National HIV data
HIV is a ‘notifiable disease”, and information is gathered on every case diagnosed, including age, sex, geographic area, probable mode of transmission and Indigenous status. This information is collected to monitor trends in HIV cases and to enable responses where necessary.
National HIV, viral hepatitis and STI data, including for the Aboriginal and Torres Strait Islander population, are analysed by the Kirby Institute which produces annual surveillance reports. For the latest surveillance report on HIV and Aboriginal and Torres Strait Islander people see: Aboriginal Surveillance Report on HIV, viral hepatitis and STIs 2018.
Rising HIV rates among Aboriginal and Torres Strait Islander people have been observed in data analyses over the last few years and the new data show that this trend continues. In 2017 the rate of HIV diagnosis among Aboriginal and Torres Strait Islander people was 1.6 times the rate for Australian-born non-Indigenous people. There is a widening divergence in HIV rates between the Australian Indigenous population and the Australian-born non-Indigenous population: rates going up for the Aboriginal and Torres Strait Islander population but remaining stable for the non-Indigenous Australian-born population.
In December 2018 SAHMRI produced a booklet to provide a snapshot of data trends and highlight issues associated with HIV prevention and treatment for people among Aboriginal and Torres Strait Islander communities: HIV and Aboriginal and Torres Strait Islander Communities in 2018.
Here’s A/Prof James Ward from SAHMRI discussing the implications of HIV data trends.
International HIV data

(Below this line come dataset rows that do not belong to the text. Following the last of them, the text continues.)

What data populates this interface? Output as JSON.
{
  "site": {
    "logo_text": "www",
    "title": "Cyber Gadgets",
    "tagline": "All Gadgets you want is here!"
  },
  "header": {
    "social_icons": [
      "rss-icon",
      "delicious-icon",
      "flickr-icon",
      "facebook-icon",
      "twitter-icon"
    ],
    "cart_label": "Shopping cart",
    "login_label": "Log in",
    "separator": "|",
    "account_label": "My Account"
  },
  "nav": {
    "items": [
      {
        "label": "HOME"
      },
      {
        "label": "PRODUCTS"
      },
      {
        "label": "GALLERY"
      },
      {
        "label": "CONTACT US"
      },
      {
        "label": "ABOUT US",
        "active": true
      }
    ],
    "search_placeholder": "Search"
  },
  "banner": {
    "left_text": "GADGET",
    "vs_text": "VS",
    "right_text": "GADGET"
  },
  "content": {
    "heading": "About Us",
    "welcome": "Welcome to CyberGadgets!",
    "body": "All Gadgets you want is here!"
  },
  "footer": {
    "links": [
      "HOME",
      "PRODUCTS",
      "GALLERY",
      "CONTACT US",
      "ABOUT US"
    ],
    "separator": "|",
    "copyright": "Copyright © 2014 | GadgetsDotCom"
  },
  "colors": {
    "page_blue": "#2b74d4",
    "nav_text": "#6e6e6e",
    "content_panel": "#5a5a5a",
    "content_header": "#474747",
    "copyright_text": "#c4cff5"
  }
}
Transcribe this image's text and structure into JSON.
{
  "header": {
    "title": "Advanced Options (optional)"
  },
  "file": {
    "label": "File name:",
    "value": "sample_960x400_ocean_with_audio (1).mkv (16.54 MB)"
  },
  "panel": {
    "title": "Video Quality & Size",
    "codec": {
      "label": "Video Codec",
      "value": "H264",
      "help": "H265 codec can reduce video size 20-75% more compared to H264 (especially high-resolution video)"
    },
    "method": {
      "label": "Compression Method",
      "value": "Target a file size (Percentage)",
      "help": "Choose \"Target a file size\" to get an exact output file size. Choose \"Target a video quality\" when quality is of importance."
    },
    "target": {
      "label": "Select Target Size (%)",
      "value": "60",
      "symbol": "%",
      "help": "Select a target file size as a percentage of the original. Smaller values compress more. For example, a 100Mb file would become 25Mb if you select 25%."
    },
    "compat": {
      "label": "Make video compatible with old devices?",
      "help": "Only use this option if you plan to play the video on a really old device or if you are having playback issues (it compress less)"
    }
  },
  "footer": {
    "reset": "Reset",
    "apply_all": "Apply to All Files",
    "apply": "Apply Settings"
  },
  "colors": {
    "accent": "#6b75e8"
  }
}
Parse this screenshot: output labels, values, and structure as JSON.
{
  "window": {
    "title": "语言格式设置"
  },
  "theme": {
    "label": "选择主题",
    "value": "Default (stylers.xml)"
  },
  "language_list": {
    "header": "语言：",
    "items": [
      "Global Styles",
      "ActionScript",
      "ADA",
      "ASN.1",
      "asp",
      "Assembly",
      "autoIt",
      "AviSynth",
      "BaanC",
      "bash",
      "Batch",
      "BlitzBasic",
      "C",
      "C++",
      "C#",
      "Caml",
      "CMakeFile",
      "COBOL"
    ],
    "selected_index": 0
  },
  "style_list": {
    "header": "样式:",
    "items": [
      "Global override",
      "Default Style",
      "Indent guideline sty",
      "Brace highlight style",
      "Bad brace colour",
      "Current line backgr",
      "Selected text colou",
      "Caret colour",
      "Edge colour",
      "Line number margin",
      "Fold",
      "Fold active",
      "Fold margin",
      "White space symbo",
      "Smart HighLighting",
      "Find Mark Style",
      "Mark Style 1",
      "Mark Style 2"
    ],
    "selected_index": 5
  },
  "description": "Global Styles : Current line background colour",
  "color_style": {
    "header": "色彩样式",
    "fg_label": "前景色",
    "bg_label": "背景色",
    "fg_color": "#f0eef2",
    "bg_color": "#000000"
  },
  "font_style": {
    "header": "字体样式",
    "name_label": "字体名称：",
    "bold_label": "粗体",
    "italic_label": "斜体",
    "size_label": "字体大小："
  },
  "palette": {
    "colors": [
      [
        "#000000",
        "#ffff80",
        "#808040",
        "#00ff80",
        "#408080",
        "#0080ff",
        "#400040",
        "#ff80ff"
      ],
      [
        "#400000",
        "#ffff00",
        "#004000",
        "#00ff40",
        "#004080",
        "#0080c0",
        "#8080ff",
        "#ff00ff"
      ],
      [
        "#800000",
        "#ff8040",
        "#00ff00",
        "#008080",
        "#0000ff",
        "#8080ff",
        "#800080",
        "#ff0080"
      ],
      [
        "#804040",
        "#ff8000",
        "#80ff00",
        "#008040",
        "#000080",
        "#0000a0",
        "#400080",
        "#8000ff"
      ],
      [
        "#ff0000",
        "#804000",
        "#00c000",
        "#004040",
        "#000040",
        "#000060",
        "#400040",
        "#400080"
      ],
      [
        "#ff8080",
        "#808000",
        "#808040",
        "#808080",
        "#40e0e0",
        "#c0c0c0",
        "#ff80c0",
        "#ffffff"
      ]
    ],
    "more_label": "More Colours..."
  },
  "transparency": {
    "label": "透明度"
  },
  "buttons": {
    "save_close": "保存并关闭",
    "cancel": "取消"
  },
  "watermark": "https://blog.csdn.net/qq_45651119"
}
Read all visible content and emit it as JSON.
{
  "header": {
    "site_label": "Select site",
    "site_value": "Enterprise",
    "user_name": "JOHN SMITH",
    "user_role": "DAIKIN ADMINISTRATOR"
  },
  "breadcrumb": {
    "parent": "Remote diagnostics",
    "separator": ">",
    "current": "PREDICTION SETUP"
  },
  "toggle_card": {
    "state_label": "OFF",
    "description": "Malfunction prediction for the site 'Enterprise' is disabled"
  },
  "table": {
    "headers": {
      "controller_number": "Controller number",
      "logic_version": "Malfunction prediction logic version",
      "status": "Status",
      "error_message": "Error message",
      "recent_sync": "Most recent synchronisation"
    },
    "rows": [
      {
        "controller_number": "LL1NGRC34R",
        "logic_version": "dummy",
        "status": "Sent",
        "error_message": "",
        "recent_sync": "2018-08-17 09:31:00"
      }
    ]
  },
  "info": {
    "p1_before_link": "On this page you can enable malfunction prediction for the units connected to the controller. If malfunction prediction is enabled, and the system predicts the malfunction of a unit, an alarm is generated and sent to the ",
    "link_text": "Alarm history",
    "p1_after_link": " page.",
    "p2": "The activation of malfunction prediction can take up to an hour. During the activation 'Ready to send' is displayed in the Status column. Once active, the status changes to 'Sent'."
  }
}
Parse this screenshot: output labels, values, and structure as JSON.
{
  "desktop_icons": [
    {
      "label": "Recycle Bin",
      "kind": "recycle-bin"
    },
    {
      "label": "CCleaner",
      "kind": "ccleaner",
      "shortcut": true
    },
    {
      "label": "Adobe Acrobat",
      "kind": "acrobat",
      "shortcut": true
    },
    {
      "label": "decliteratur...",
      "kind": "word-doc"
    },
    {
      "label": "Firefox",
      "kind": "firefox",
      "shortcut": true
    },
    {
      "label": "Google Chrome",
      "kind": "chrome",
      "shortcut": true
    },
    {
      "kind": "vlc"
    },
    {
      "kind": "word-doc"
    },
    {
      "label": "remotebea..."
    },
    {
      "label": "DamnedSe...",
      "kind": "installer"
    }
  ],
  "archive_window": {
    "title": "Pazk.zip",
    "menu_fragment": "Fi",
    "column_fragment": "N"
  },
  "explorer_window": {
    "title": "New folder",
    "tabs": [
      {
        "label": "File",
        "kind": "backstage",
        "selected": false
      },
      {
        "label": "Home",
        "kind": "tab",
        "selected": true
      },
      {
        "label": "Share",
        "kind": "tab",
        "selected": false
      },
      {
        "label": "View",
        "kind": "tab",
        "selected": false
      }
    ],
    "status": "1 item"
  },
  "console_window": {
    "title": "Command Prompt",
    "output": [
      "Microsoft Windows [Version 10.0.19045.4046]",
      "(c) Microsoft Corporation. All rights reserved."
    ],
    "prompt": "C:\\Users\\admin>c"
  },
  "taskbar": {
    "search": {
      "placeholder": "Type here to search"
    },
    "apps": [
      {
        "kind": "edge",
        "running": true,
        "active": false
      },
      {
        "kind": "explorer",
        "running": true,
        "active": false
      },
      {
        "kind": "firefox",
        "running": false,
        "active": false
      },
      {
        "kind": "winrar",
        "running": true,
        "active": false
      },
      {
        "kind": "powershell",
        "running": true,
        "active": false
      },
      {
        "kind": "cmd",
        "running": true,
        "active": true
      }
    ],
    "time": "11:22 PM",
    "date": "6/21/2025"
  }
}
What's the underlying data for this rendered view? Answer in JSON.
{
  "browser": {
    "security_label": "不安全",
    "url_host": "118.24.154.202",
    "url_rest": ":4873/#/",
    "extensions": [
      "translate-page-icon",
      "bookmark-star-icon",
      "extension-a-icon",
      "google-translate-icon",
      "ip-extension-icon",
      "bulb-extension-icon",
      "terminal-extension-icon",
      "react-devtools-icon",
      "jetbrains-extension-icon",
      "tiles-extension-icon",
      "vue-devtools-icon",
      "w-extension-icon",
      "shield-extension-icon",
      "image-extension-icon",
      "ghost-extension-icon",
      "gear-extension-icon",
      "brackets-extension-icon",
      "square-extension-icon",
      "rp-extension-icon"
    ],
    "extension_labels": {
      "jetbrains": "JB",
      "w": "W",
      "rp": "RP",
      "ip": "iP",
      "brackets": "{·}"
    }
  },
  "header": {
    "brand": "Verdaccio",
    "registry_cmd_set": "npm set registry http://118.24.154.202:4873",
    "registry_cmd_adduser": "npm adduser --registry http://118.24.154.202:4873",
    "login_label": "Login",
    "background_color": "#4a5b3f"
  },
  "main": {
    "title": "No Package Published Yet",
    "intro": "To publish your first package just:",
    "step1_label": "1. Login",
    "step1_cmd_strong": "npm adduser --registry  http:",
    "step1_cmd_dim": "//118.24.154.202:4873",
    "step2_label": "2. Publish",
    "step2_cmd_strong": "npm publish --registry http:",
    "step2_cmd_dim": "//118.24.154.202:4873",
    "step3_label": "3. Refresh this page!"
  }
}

International data on HIV are analysed by the United Nations Program on AIDS (UNAIDS). UNAIDS reports can include information on HIV among Indigenous peoples in Australia and in other countries, such as Canada.